The unsharpened hook, up close

What does it look like after a tickle

At this point, I wanted to see if going 'through the grades' as you would when sharpening woodworking tools made a difference.

I'd say it made a fair difference.
Now, I wanted to try some more tackle branded sharpeners, but the remaining tools in my local shop were all diamond products. I already have a broad range of diamond products for work, so I'm not buying any for the purpose of this test. I also noticed most were in the 400-600grit range which is fairly coarse by my standards. I tend not to use diamond stones for hooks, they are my 1st choice for most sharpening applications but some substances clog them up quickly, the coatings on hooks are one of the worst offenders I have come across, and are very difficult to remove once embedded.

For what it's worth, here is a hook after a tickle with a 600 grit trend credit card stone.

I might have to rethink this one!

The final image for this round is the hook sharpened with my blue Peter special, the tool I find easiest to use, takes seconds to make and costs me pennies for the materials.

I've posted these pics as soon as possible after taking them, I haven't had a close look until now and I'm quite surprised, particularly by the last two. They are razor sharp, but look far too delicate to me, I think I'll give them a final hone with a finer grade and take a look at them then.

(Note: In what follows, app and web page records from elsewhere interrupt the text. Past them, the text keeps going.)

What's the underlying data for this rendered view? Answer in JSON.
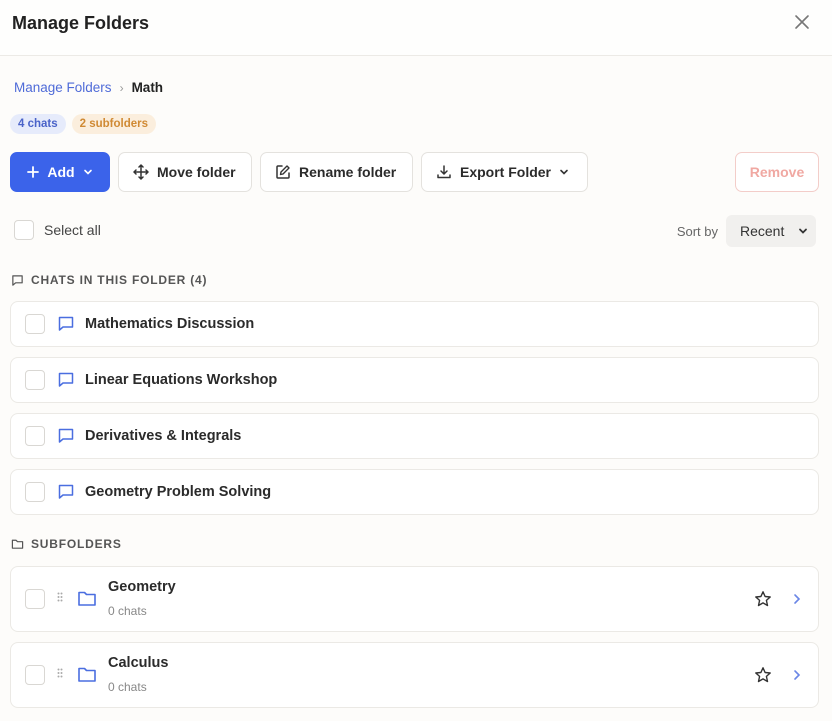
{
  "header": {
    "title": "Manage Folders"
  },
  "breadcrumb": {
    "root": "Manage Folders",
    "separator": "›",
    "current": "Math"
  },
  "badges": {
    "chats": "4 chats",
    "subfolders": "2 subfolders"
  },
  "toolbar": {
    "add_label": "Add",
    "move_label": "Move folder",
    "rename_label": "Rename folder",
    "export_label": "Export Folder",
    "remove_label": "Remove"
  },
  "select_all_label": "Select all",
  "sort": {
    "label": "Sort by",
    "value": "Recent"
  },
  "chats_section": {
    "title": "CHATS IN THIS FOLDER (4)",
    "items": [
      {
        "label": "Mathematics Discussion"
      },
      {
        "label": "Linear Equations Workshop"
      },
      {
        "label": "Derivatives & Integrals"
      },
      {
        "label": "Geometry Problem Solving"
      }
    ]
  },
  "subfolders_section": {
    "title": "SUBFOLDERS",
    "items": [
      {
        "name": "Geometry",
        "count": "0 chats"
      },
      {
        "name": "Calculus",
        "count": "0 chats"
      }
    ]
  },
  "colors": {
    "accent": "#3b63ea",
    "link": "#4f6bd8",
    "remove": "#f0a8a2"
  },
  "icons": [
    "close-icon",
    "plus-icon",
    "chevron-down-icon",
    "move-icon",
    "edit-icon",
    "download-icon",
    "chat-bubble-icon",
    "folder-icon",
    "drag-handle-icon",
    "star-icon",
    "chevron-right-icon"
  ]
}
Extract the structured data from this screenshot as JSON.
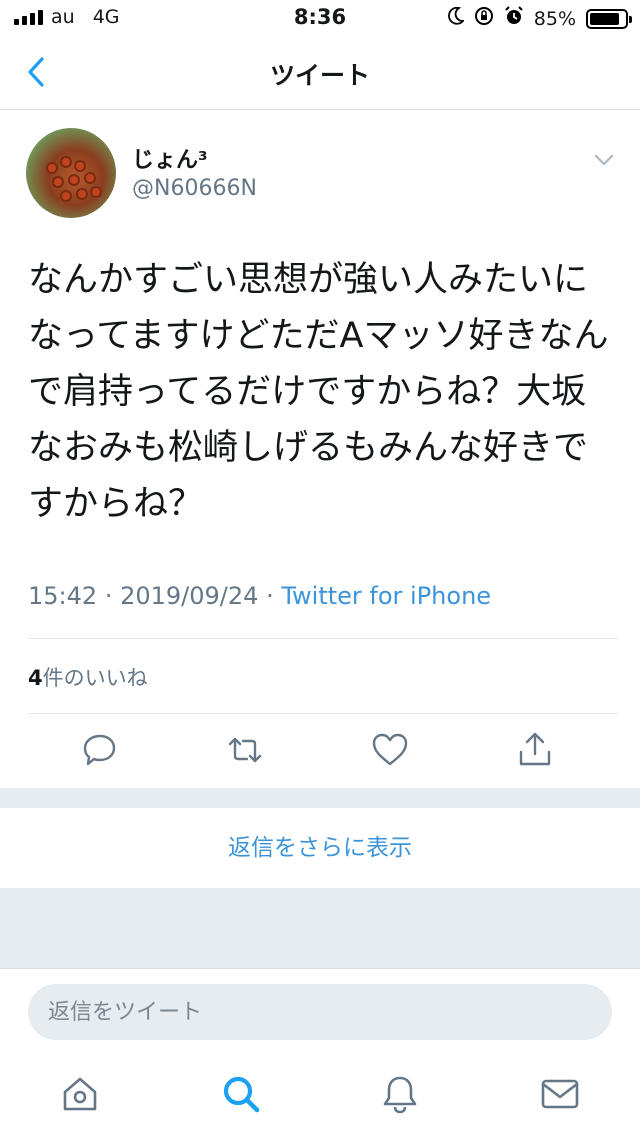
{
  "status_bar": {
    "carrier": "au",
    "network": "4G",
    "time": "8:36",
    "battery_percent": "85%",
    "battery_level": 0.85,
    "icons": [
      "moon-icon",
      "rotation-lock-icon",
      "alarm-icon"
    ]
  },
  "nav": {
    "title": "ツイート"
  },
  "tweet": {
    "display_name": "じょん³",
    "handle": "@N60666N",
    "text": "なんかすごい思想が強い人みたいになってますけどただAマッソ好きなんで肩持ってるだけですからね？大坂なおみも松崎しげるもみんな好きですからね？",
    "time": "15:42",
    "date": "2019/09/24",
    "separator": "·",
    "source": "Twitter for iPhone",
    "likes_count": "4",
    "likes_label": "件のいいね"
  },
  "actions": [
    "reply-icon",
    "retweet-icon",
    "like-icon",
    "share-icon"
  ],
  "more_replies_label": "返信をさらに表示",
  "reply_placeholder": "返信をツイート",
  "tabs": [
    "home-icon",
    "search-icon",
    "notifications-icon",
    "messages-icon"
  ],
  "colors": {
    "accent": "#1da1f2",
    "link": "#3b94d9",
    "muted": "#657786",
    "band": "#e6ecf0"
  }
}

I think that given the quality of the three stage hook and the point doctored hook not being particularly sharp, I'm going to have to get a coarser point doctor and look at these and the jag stones as two part systems. I feel the point doctor is perhaps too fine to sharpen a dullish point, but is good for final honing.